Wendy Smith’s carefully constructed drawings have a sense of patterning taking place over time. Machines, technologies and commercial phenomena are transfused with memories and emotions. The weight of each mark feels consistent and precise, despite being hand-drawn in pen and ink; Smith understands how the body of material she creates can be added to or subtracted from. The approach seems to relate to research in perceptual phenomena (metrology / the scientific study of measurement) and calls to mind Richard Allen’s 1972 gouaches on paper such as Green and Pink (ENSP 16). The important difference with Smith is that the image emerges from the drawing process, as if coaxed from the surface itself. As Smith says: “I have no preconceived idea as to what will emanate from this procedure; no ‘image in the mind’s eye’ is operative at any stage”  

But in a way, the making of works like Night (2016, gouache on paper) allows us to enter an infinite and fragile space of subdivisions, depicting a level of experience that allows Smith to make work that is self-determining and illusive.


Duncan Bullen’s individualised, pinpointed marks are made in a highly methodical manner. The economy of means (pencil or pens) develops repetitive, or near-repetitive, arrangements. The formations deal with the accuracy and inaccuracy of the human hand, building subtle fluctuations into the composition. From far off we observe a phosphorescent molecular structure which seems to flare; from close in we get the touch and pulse of the drawing. The sense of a drawn breath is aligned to the drawn mark: as the elements start to find their own timing, the form begins to emerge. Bullen’s research has focused on the Japanese concept of ‘ma' - the interval, pause or emptiness between structures. That interval or breath involved in making the work brings us back to Kate Bush’s concept in her lyrics: “Leave me something to breathe”.


The linear construction of this show works through an expansion and contraction of straight and sometimes parallel lines. But the magic of this exhibition is that it has become part of our resonant world, and a part of human experience.     

Robert Currie, 1 Day, 6 Hours, 46 Minutes, and 5 Seconds, 2018, videotape, 620 x 180 x 290 cm.  Image © Griffin Gallery and the artist.

Ben Gooding, 1192 and 1708, 2017-18 Scored aluminium, 70 x 50 cm.  Image © Griffin Gallery and the artist.  

Daryl Brown, Unknown PWR, 2017. Aerated concrete, plaster and paint. Image © Griffin Gallery and the artist.

Patrick Morrissey, Notional Wall Stackers I-II, 2018. Acrylic on canvas, 46x61cm,  Image © Griffin Gallery and the artist.
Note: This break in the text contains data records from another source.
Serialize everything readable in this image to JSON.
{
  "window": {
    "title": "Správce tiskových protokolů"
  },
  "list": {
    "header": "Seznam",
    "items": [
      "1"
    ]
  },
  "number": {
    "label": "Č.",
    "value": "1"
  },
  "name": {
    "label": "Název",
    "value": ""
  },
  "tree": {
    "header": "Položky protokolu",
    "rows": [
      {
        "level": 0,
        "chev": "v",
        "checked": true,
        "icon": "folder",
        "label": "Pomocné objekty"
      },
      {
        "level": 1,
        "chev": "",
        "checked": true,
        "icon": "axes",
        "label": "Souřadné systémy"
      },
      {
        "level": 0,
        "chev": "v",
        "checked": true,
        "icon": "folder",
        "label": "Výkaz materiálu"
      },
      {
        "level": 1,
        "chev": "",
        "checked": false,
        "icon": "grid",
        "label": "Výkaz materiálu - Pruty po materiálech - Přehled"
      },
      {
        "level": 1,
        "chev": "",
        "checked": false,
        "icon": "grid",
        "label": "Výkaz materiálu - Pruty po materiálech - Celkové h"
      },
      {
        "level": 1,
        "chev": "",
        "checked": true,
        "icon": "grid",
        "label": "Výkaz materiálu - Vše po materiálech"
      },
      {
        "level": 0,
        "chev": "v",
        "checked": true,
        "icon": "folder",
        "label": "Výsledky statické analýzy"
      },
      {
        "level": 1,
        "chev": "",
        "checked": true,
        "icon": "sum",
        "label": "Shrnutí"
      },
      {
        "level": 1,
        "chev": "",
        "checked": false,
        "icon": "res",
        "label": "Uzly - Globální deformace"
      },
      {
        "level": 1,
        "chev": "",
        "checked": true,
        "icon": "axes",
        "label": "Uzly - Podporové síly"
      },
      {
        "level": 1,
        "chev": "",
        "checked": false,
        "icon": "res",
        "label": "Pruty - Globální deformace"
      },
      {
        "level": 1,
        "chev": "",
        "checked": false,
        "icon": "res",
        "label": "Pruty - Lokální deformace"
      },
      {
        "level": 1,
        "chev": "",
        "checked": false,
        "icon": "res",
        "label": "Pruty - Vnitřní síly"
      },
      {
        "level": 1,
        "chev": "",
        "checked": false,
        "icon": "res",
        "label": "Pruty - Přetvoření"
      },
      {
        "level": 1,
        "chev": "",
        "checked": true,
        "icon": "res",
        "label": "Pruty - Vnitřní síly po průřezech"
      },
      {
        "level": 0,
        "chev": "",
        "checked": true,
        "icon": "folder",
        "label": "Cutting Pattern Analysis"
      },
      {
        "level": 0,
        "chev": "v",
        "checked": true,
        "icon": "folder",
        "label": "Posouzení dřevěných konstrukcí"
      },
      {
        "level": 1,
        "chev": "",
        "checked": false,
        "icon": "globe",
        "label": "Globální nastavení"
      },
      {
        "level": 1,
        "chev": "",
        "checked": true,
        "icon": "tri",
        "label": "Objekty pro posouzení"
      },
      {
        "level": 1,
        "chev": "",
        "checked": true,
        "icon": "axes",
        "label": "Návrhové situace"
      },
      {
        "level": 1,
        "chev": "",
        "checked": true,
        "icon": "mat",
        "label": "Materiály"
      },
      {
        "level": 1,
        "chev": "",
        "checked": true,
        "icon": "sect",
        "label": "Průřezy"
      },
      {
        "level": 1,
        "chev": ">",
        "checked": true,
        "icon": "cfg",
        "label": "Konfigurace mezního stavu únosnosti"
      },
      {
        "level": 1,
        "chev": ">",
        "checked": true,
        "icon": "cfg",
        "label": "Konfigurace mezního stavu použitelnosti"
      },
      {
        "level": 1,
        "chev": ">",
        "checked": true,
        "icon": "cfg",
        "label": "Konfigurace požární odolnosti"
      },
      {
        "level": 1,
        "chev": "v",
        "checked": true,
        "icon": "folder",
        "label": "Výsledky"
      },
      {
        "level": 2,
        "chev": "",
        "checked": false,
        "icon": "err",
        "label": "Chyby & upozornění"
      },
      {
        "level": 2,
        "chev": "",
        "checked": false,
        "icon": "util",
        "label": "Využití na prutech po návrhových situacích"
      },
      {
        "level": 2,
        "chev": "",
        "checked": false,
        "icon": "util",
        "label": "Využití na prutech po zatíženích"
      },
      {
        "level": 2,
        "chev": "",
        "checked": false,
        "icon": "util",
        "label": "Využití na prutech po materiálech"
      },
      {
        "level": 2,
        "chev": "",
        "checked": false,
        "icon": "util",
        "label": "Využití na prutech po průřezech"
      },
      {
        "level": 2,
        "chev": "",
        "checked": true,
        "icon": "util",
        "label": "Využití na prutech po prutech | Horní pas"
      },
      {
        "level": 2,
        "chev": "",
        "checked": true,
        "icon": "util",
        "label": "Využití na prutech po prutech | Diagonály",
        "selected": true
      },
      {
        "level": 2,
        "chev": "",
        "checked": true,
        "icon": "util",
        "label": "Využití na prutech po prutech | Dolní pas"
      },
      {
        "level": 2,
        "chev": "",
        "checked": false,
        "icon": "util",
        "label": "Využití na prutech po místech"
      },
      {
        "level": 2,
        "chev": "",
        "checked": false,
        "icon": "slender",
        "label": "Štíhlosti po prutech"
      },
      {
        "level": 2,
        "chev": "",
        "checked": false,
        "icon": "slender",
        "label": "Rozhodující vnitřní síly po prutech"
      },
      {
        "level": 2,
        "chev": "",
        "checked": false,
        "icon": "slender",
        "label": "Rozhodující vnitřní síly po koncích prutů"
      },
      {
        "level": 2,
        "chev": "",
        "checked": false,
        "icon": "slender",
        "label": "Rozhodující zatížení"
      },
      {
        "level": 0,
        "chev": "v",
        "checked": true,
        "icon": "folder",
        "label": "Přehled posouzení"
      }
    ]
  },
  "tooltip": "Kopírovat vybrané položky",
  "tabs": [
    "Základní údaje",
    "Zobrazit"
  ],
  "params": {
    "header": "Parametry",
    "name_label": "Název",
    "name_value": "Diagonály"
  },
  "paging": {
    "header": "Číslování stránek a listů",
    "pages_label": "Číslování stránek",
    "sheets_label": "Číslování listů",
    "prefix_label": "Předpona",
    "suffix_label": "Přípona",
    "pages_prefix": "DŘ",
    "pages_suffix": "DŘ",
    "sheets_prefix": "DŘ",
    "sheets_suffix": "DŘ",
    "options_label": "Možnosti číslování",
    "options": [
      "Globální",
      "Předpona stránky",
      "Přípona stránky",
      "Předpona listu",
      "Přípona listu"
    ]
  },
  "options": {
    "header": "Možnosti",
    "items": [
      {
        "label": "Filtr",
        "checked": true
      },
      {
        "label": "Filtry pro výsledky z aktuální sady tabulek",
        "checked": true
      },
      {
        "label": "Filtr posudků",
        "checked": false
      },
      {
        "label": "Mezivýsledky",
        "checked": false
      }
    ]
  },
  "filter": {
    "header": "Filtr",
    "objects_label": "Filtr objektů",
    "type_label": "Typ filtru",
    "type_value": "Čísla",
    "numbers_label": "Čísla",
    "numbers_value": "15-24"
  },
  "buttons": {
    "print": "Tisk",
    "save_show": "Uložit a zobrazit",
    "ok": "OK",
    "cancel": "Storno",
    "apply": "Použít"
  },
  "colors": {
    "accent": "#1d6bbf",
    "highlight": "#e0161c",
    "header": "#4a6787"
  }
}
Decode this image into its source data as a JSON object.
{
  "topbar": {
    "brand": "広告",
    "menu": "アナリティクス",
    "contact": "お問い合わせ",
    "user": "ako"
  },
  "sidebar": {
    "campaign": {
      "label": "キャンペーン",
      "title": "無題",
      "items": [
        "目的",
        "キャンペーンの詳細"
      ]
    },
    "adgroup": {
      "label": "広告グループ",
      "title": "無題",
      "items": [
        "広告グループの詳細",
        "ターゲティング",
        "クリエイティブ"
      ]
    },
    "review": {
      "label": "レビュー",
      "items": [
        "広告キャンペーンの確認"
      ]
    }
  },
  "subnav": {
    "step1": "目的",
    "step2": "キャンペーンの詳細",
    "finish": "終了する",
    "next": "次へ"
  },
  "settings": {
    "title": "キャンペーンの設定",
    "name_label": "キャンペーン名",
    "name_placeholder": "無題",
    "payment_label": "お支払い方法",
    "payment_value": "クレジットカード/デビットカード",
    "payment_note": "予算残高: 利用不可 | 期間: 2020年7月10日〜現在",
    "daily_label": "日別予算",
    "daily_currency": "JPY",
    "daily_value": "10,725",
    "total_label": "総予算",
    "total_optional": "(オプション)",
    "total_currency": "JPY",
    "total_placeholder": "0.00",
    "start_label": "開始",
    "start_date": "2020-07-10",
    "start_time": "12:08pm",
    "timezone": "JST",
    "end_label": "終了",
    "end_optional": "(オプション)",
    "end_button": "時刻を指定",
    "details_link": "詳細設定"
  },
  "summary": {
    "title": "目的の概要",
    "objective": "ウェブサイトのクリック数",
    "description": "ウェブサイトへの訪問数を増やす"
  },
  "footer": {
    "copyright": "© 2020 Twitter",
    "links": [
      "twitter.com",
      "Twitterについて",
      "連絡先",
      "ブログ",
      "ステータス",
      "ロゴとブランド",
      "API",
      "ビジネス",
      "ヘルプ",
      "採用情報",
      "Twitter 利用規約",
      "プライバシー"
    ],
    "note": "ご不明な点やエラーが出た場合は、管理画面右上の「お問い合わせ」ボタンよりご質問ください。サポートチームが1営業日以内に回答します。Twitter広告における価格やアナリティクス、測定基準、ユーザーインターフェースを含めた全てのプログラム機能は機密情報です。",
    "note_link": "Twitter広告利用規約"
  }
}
Wendy Smith, Night, 2016 Gouache on paper, 70 x 70 cm.  Image © Griffin Gallery and the artist.

Duncan Bullen, Pulse – 4:17, 2017, pencil on paper, 50 x 50 cm. Image © Griffin Gallery and the artist.